Parent and Educator Resource Guide to Section 504 – issued Dec. 2016; also discusses special education

Office of Civil Rights 504 Plans FAQ

Office of Civil Rights Summary of the Amendments Act


IEP and 504 meetings can be emotional and intimidating.  We offer this information for parents (read our web site disclaimer):

  • Bring your own written agenda for the meeting.   Many parents report feeling flustered at meetings.  To make sure you express your thoughts, wants, and concerns, bring your own written agenda to every meeting and distribute it to all who attend. Consider emailing it ahead of time.  Your agenda can include a list of items you want to discuss, concerns you have, and/or information you want known about your child.  Wrightslaw offers an excellent sample parent agenda.

  • Take someone with you to each meeting to serve as a note taker.  This person’s job is to write down everything that is said and by whom, so you can focus on listening and responding. Have your note taker sit away from the main action of the meeting so he or she is not distracting.  

  • Making an audio recording of the meeting is allowed.  You may record meetings without disclosing that you are doing so.  Iowa law gives an individual the right to record or disclose the contents of an oral, electronic or telephonic communication that they are a party to.   If you choose to notify the AEA and/or school ahead of time of your intent to record, expect them to make their own recording as well.

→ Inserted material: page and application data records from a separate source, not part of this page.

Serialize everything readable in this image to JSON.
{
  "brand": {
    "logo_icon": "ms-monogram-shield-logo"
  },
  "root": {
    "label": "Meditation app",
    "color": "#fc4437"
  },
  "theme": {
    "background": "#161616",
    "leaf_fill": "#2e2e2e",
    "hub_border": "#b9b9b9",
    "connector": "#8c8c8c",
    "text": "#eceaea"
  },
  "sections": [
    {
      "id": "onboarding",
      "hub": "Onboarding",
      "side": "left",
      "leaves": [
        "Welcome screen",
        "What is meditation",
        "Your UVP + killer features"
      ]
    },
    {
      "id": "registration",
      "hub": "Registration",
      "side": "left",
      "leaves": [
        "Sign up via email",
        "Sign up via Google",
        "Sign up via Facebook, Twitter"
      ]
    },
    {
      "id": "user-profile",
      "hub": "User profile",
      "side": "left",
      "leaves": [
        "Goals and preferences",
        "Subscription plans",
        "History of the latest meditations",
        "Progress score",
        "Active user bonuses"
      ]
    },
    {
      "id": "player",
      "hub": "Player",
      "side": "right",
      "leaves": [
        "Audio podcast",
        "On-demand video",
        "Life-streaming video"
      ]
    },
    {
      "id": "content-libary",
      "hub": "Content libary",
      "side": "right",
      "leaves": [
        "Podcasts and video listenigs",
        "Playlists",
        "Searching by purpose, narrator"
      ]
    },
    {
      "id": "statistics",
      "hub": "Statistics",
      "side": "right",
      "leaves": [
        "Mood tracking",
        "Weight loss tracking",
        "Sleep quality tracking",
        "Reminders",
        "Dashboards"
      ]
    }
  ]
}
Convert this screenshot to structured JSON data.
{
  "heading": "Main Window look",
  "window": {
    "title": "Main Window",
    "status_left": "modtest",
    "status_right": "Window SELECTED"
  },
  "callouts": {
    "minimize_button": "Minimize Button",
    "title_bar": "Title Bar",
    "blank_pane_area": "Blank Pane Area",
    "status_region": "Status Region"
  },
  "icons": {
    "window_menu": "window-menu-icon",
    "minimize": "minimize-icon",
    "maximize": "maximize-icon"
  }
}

  • Don’t feel pressure to agree or sign anything during the meeting. Taking time to think is acceptable and encouraged.  “I need to think about this and I will get back to you” can be a very helpful statement.

  • Don’t be afraid to ask tough questions!  Review our Questions for Parents for ideas about what to ask.

  • After the meeting, write a letter summarizing what was discussed and agreed upon. Send it to all who attended via email or regular mail.  Don’t skip this step! This letter documents what occurred and what steps will be taken by whom.  Remember – if it isn’t in writing, it never happened.

If you are an Oregon parent experiencing difficulty getting a 504 plan for your dyslexic child, or are having difficulties with special education eligibility or your child’s IEP, please contact us.  We want to know what Oregonians are experiencing, and we may also have contacts and resources that can help.


Wrightslaw IEP page

Special Education Advisor

Special Education: A Guide for Parents & Advocates – Disability Rights Oregon and FACTOregon